## [WORK TASK]
Match the string "Project" against each line below, and copy every line that matches.

## [DATA RECORDS]
■ ■ ■ ■ ■ ■ ■
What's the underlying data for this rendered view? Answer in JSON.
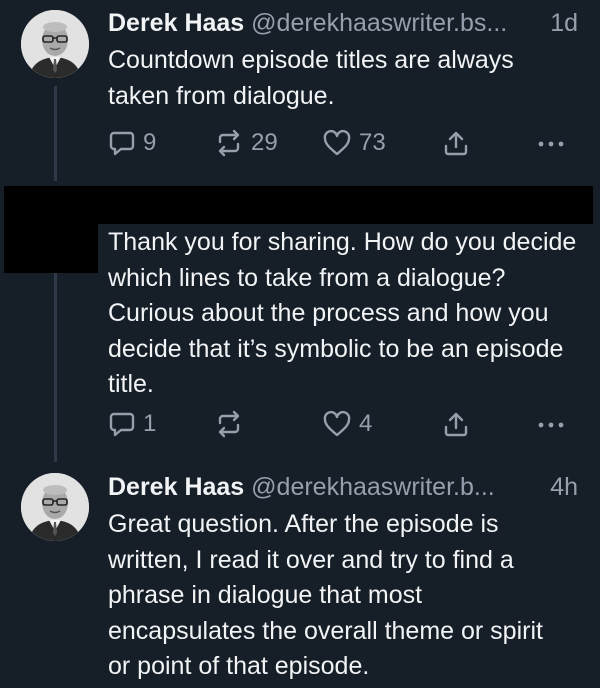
{
  "posts": [
    {
      "author": "Derek Haas",
      "handle": "@derekhaaswriter.bs...",
      "time": "1d",
      "text": "Countdown episode titles are always taken from dialogue.",
      "replies": "9",
      "reposts": "29",
      "likes": "73"
    },
    {
      "author": "",
      "handle": "",
      "time": "",
      "text": "Thank you for sharing. How do you decide which lines to take from a dialogue? Curious about the process and how you decide that it’s symbolic to be an episode title.",
      "replies": "1",
      "reposts": "",
      "likes": "4"
    },
    {
      "author": "Derek Haas",
      "handle": "@derekhaaswriter.b...",
      "time": "4h",
      "text": "Great question.  After the episode is written, I read it over and try to find a phrase in dialogue that most encapsulates the overall theme or spirit or point of that episode."
    }
  ],
  "icons": {
    "reply": "speech-bubble-icon",
    "repost": "repost-arrows-icon",
    "like": "heart-outline-icon",
    "share": "share-upload-icon",
    "more": "more-dots-icon"
  },
  "colors": {
    "background": "#161e27",
    "text": "#f1f3f5",
    "muted": "#95a0ad",
    "thread_line": "#2f3a48",
    "redaction": "#000000"
  }
}
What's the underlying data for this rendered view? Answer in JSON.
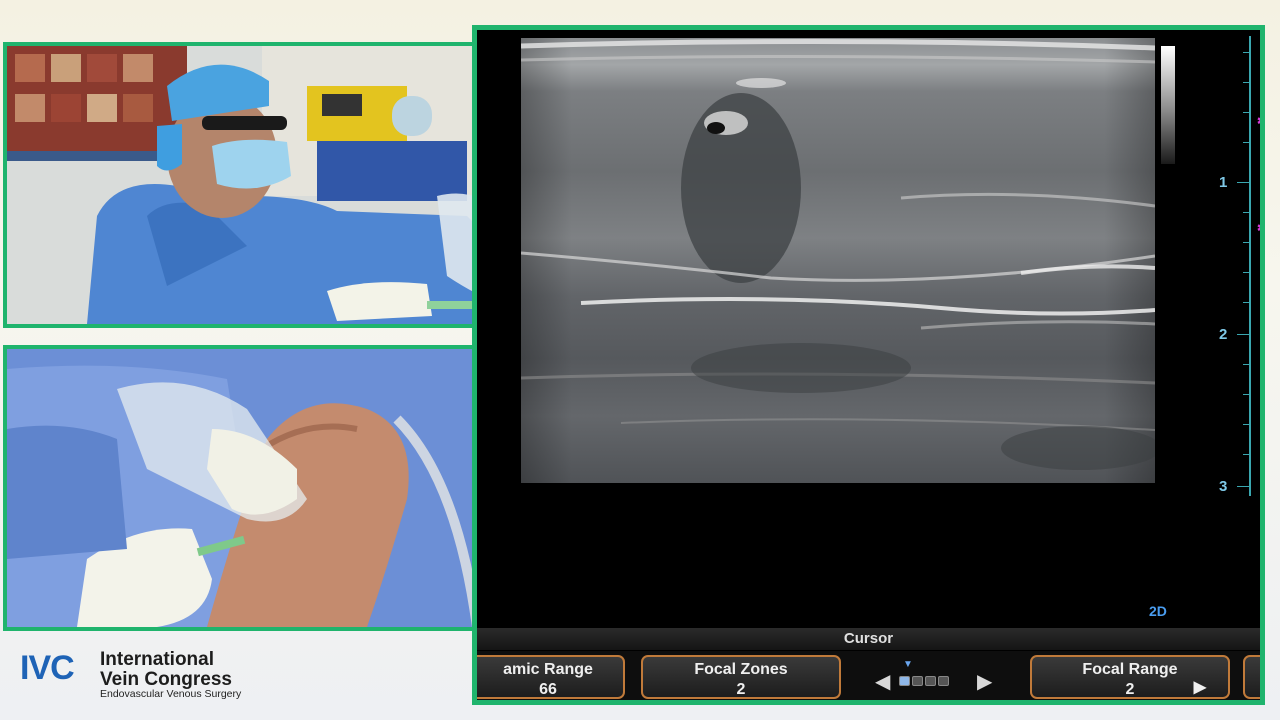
{
  "logo": {
    "mark": "IVC",
    "title_line1": "International",
    "title_line2": "Vein Congress",
    "subtitle": "Endovascular Venous Surgery"
  },
  "ultrasound": {
    "depth_labels": [
      "1",
      "2",
      "3"
    ],
    "mode": "2D",
    "cursor_label": "Cursor",
    "controls": [
      {
        "label": "amic Range",
        "value": "66"
      },
      {
        "label": "Focal Zones",
        "value": "2"
      },
      {
        "label": "Focal Range",
        "value": "2"
      }
    ],
    "page_dots": 4,
    "active_dot": 1
  },
  "colors": {
    "frame_green": "#1fb46d",
    "button_border": "#c07a3a",
    "depth_scale": "#3aa7b0",
    "focus_marker": "#d83ad8",
    "mode_text": "#4a9df0"
  },
  "icons": {
    "prev": "triangle-left",
    "next": "triangle-right",
    "focus": "asterisk"
  }
}
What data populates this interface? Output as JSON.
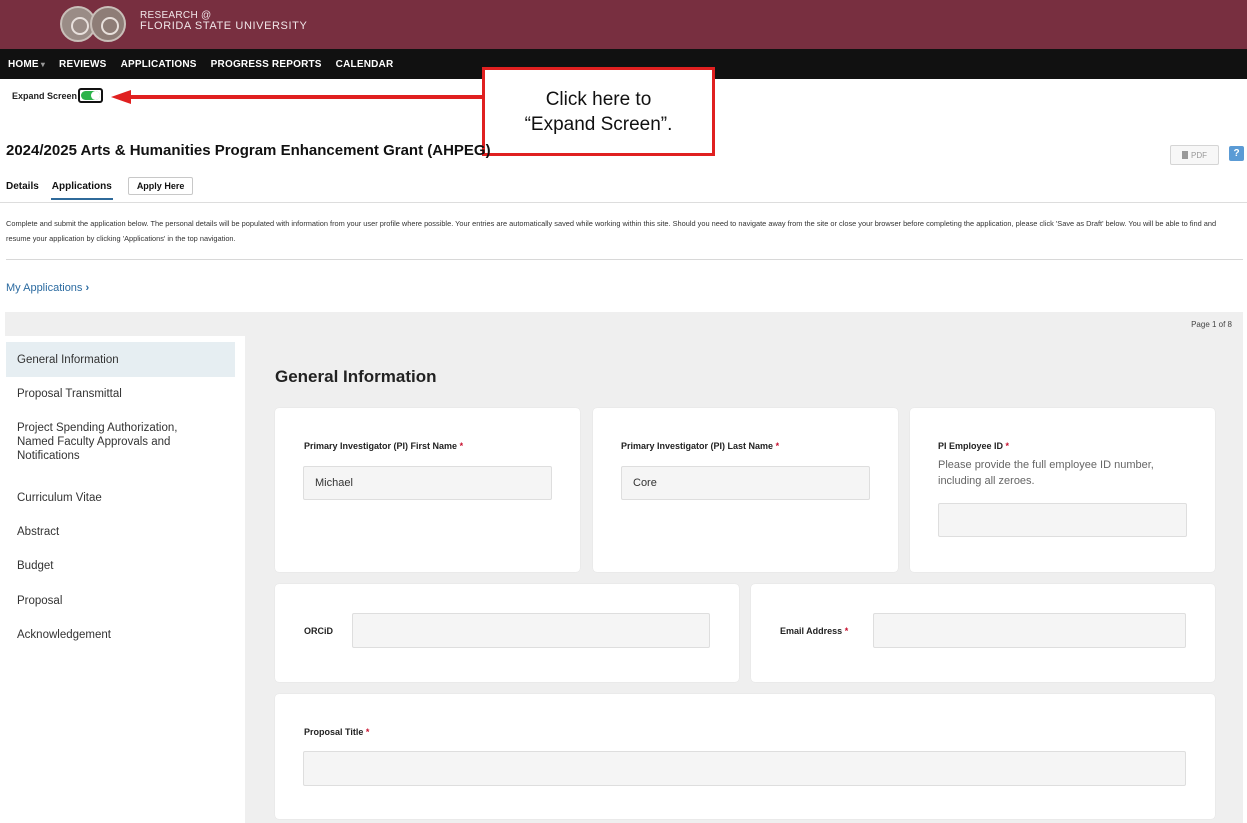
{
  "brand": {
    "line1": "RESEARCH @",
    "line2": "FLORIDA STATE UNIVERSITY"
  },
  "nav": {
    "items": [
      "HOME",
      "REVIEWS",
      "APPLICATIONS",
      "PROGRESS REPORTS",
      "CALENDAR"
    ],
    "home_caret": "▾"
  },
  "expand": {
    "label": "Expand Screen",
    "enabled": true
  },
  "callout": {
    "line1": "Click here to",
    "line2": "“Expand Screen”."
  },
  "page": {
    "title": "2024/2025 Arts & Humanities Program Enhancement Grant (AHPEG)",
    "pdf_label": "PDF",
    "help_label": "?"
  },
  "tabs": {
    "details": "Details",
    "applications": "Applications",
    "apply": "Apply Here"
  },
  "intro": "Complete and submit the application below. The personal details will be populated with information from your user profile where possible. Your entries are automatically saved while working within this site. Should you need to navigate away from the site or close your browser before completing the application, please click 'Save as Draft' below. You will be able to find and resume your application by clicking 'Applications' in the top navigation.",
  "breadcrumb": {
    "label": "My Applications",
    "chevron": "›"
  },
  "pager": "Page 1 of 8",
  "sidebar": {
    "items": [
      "General Information",
      "Proposal Transmittal",
      "Project Spending Authorization, Named Faculty Approvals and Notifications",
      "Curriculum Vitae",
      "Abstract",
      "Budget",
      "Proposal",
      "Acknowledgement"
    ]
  },
  "form": {
    "section_title": "General Information",
    "required_mark": "*",
    "pi_first_name": {
      "label": "Primary Investigator (PI) First Name",
      "value": "Michael"
    },
    "pi_last_name": {
      "label": "Primary Investigator (PI) Last Name",
      "value": "Core"
    },
    "pi_employee_id": {
      "label": "PI Employee ID",
      "help": "Please provide the full employee ID number, including all zeroes.",
      "value": ""
    },
    "orcid": {
      "label": "ORCiD",
      "value": ""
    },
    "email": {
      "label": "Email Address",
      "value": ""
    },
    "proposal_title": {
      "label": "Proposal Title",
      "value": ""
    }
  },
  "colors": {
    "brand_garnet": "#782f40",
    "nav_black": "#111111",
    "toggle_on": "#2db34a",
    "callout_red": "#e02020",
    "link_blue": "#2a6aa0",
    "required_red": "#c8102e"
  }
}
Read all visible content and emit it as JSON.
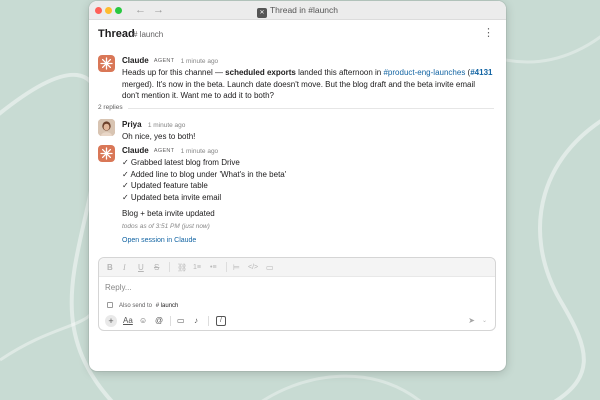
{
  "window": {
    "title": "Thread in #launch"
  },
  "thread": {
    "title": "Thread",
    "channel": "# launch"
  },
  "colors": {
    "background": "#c8dbd3",
    "accent_link": "#1264a3",
    "claude_avatar": "#d97757"
  },
  "messages": [
    {
      "author": "Claude",
      "badge": "AGENT",
      "time": "1 minute ago",
      "avatar_icon": "claude-spark-icon",
      "parts": {
        "t1": "Heads up for this channel — ",
        "b1": "scheduled exports",
        "t2": " landed this afternoon in ",
        "channel_link": "#product-eng-launches",
        "t3": " (",
        "pr_link": "#4131",
        "t4": " merged). It's now in the beta. Launch date doesn't move. But the blog draft and the beta invite email don't mention it. Want me to add it to both?"
      }
    },
    {
      "author": "Priya",
      "time": "1 minute ago",
      "avatar_icon": "priya-avatar",
      "text": "Oh nice, yes to both!"
    },
    {
      "author": "Claude",
      "badge": "AGENT",
      "time": "1 minute ago",
      "avatar_icon": "claude-spark-icon",
      "checklist": [
        "✓ Grabbed latest blog from Drive",
        "✓ Added line to blog under 'What's in the beta'",
        "✓ Updated feature table",
        "✓ Updated beta invite email"
      ],
      "summary": "Blog + beta invite updated",
      "footnote": "todos as of 3:51 PM (just now)",
      "session_link": "Open session in Claude"
    }
  ],
  "replies": {
    "count_label": "2 replies"
  },
  "composer": {
    "placeholder": "Reply...",
    "also_send_label": "Also send to",
    "also_send_channel": "# launch",
    "format_icons": [
      "bold-icon",
      "italic-icon",
      "underline-icon",
      "strikethrough-icon",
      "link-icon",
      "ordered-list-icon",
      "bulleted-list-icon",
      "blockquote-icon",
      "code-icon",
      "code-block-icon"
    ],
    "tool_icons": [
      "plus-icon",
      "text-format-icon",
      "emoji-icon",
      "mention-icon",
      "video-icon",
      "microphone-icon",
      "slash-command-icon"
    ],
    "format_toggle_label": "Aa"
  }
}
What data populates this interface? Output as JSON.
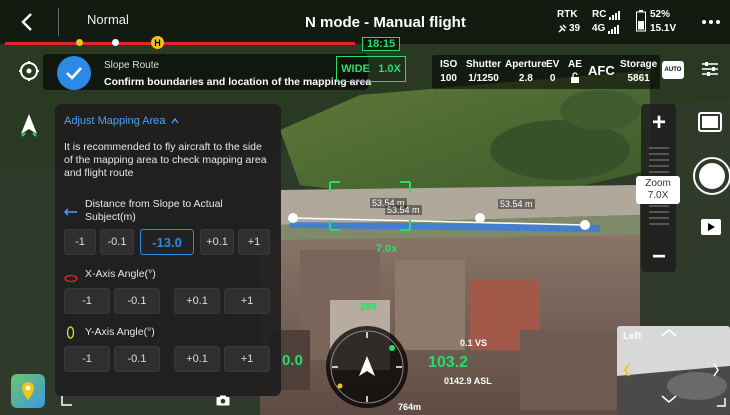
{
  "topbar": {
    "back_icon": "back-chevron-icon",
    "mode_label": "Normal",
    "title": "N mode - Manual flight",
    "rtk_label": "RTK",
    "rtk_value": "39",
    "rc_label": "RC",
    "rc_network": "4G",
    "battery_percent": "52%",
    "battery_voltage": "15.1V",
    "more_icon": "more-dots-icon"
  },
  "timeline": {
    "time": "18:15",
    "home_badge": "H"
  },
  "banner": {
    "title": "Slope Route",
    "message": "Confirm boundaries and location of the mapping area"
  },
  "lens": {
    "wide_label": "WIDE",
    "zoom_label": "1.0X"
  },
  "camera": {
    "iso_label": "ISO",
    "iso_value": "100",
    "shutter_label": "Shutter",
    "shutter_value": "1/1250",
    "aperture_label": "Aperture",
    "aperture_value": "2.8",
    "ev_label": "EV",
    "ev_value": "0",
    "ae_label": "AE",
    "focus_mode": "AFC",
    "storage_label": "Storage",
    "storage_value": "5861"
  },
  "panel": {
    "header": "Adjust Mapping Area",
    "description": "It is recommended to fly aircraft to the side of the mapping area to check mapping area and flight route",
    "distance_label": "Distance from Slope to Actual Subject(m)",
    "distance_buttons": [
      "-1",
      "-0.1",
      "-13.0",
      "+0.1",
      "+1"
    ],
    "x_label": "X-Axis Angle(°)",
    "x_buttons": [
      "-1",
      "-0.1",
      "+0.1",
      "+1"
    ],
    "y_label": "Y-Axis Angle(°)",
    "y_buttons": [
      "-1",
      "-0.1",
      "+0.1",
      "+1"
    ]
  },
  "map_labels": {
    "dist1": "53.54 m",
    "dist2": "53.54 m",
    "dist3": "53.54 m",
    "target_zoom": "7.0x"
  },
  "zoom": {
    "plus": "+",
    "minus": "−",
    "label": "Zoom",
    "value": "7.0X"
  },
  "telemetry": {
    "heading": "298",
    "hs_left": "0.0",
    "altitude": "103.2",
    "vs": "0.1 VS",
    "asl": "0142.9 ASL",
    "distance": "764m"
  },
  "minimap": {
    "label": "Left"
  },
  "colors": {
    "accent": "#2d89e5",
    "flight_green": "#22e06a",
    "alert_red": "#e0242f",
    "home_yellow": "#f0c419"
  }
}
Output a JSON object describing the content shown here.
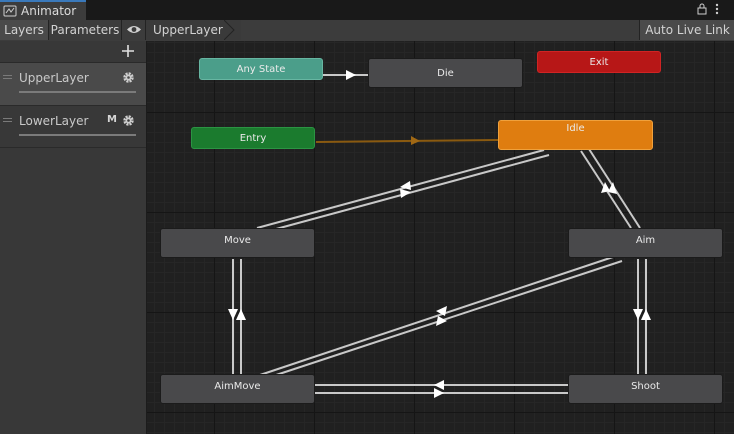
{
  "window": {
    "tab_title": "Animator"
  },
  "toolbar": {
    "layers_label": "Layers",
    "parameters_label": "Parameters",
    "breadcrumb": "UpperLayer",
    "auto_live_link": "Auto Live Link"
  },
  "layers": [
    {
      "name": "UpperLayer",
      "selected": true,
      "badge": ""
    },
    {
      "name": "LowerLayer",
      "selected": false,
      "badge": "M"
    }
  ],
  "states": {
    "any_state": "Any State",
    "die": "Die",
    "exit": "Exit",
    "entry": "Entry",
    "idle": "Idle",
    "move": "Move",
    "aim": "Aim",
    "aimmove": "AimMove",
    "shoot": "Shoot"
  },
  "colors": {
    "any_state": "#4b9e8a",
    "exit": "#b71717",
    "entry": "#1b7b2e",
    "idle_default": "#df7d10",
    "state": "#49494b",
    "transition": "#c8c8c8",
    "entry_transition": "#8a5a10"
  }
}
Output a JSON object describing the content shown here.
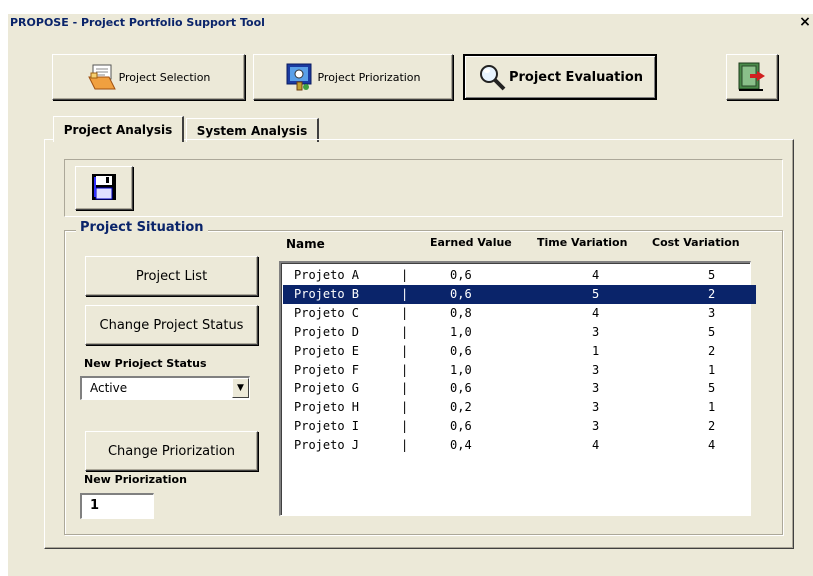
{
  "window": {
    "title": "PROPOSE - Project Portfolio Support Tool",
    "close_glyph": "×"
  },
  "toolbar": {
    "project_selection": "Project Selection",
    "project_priorization": "Project Priorization",
    "project_evaluation": "Project Evaluation",
    "exit_icon": "exit-door-icon"
  },
  "tabs": [
    {
      "label": "Project Analysis",
      "selected": true
    },
    {
      "label": "System Analysis",
      "selected": false
    }
  ],
  "save_icon": "floppy-disk-icon",
  "situation": {
    "group_label": "Project Situation",
    "project_list_button": "Project List",
    "change_status_button": "Change Project Status",
    "new_status_label": "New Prioject Status",
    "status_value": "Active",
    "change_priorization_button": "Change Priorization",
    "new_priorization_label": "New Priorization",
    "priorization_value": "1"
  },
  "table": {
    "headers": {
      "name": "Name",
      "earned_value": "Earned Value",
      "time_variation": "Time Variation",
      "cost_variation": "Cost Variation"
    },
    "separator": "|",
    "selected_index": 1,
    "rows": [
      {
        "name": "Projeto A",
        "earned_value": "0,6",
        "time_variation": "4",
        "cost_variation": "5"
      },
      {
        "name": "Projeto B",
        "earned_value": "0,6",
        "time_variation": "5",
        "cost_variation": "2"
      },
      {
        "name": "Projeto C",
        "earned_value": "0,8",
        "time_variation": "4",
        "cost_variation": "3"
      },
      {
        "name": "Projeto D",
        "earned_value": "1,0",
        "time_variation": "3",
        "cost_variation": "5"
      },
      {
        "name": "Projeto E",
        "earned_value": "0,6",
        "time_variation": "1",
        "cost_variation": "2"
      },
      {
        "name": "Projeto F",
        "earned_value": "1,0",
        "time_variation": "3",
        "cost_variation": "1"
      },
      {
        "name": "Projeto G",
        "earned_value": "0,6",
        "time_variation": "3",
        "cost_variation": "5"
      },
      {
        "name": "Projeto H",
        "earned_value": "0,2",
        "time_variation": "3",
        "cost_variation": "1"
      },
      {
        "name": "Projeto I",
        "earned_value": "0,6",
        "time_variation": "3",
        "cost_variation": "2"
      },
      {
        "name": "Projeto J",
        "earned_value": "0,4",
        "time_variation": "4",
        "cost_variation": "4"
      }
    ]
  },
  "colors": {
    "title_text": "#0a246a",
    "selection": "#0a246a",
    "face": "#ece9d8"
  }
}
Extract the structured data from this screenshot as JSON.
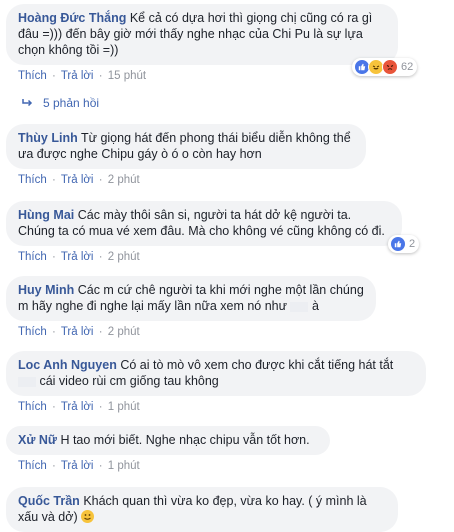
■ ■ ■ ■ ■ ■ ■
## [EXERCISE ANSWER]
      "Project Spending Authorization, Named Faculty Approvals and Notifications",
    "title": "PROPOSE - Project Portfolio Support Tool",
    "project_selection": "Project Selection",
    "project_priorization": "Project Priorization",
    "project_evaluation": "Project Evaluation",
      "label": "Project Analysis",
    "group_label": "Project Situation",
    "project_list_button": "Project List",
    "change_status_button": "Change Project Status",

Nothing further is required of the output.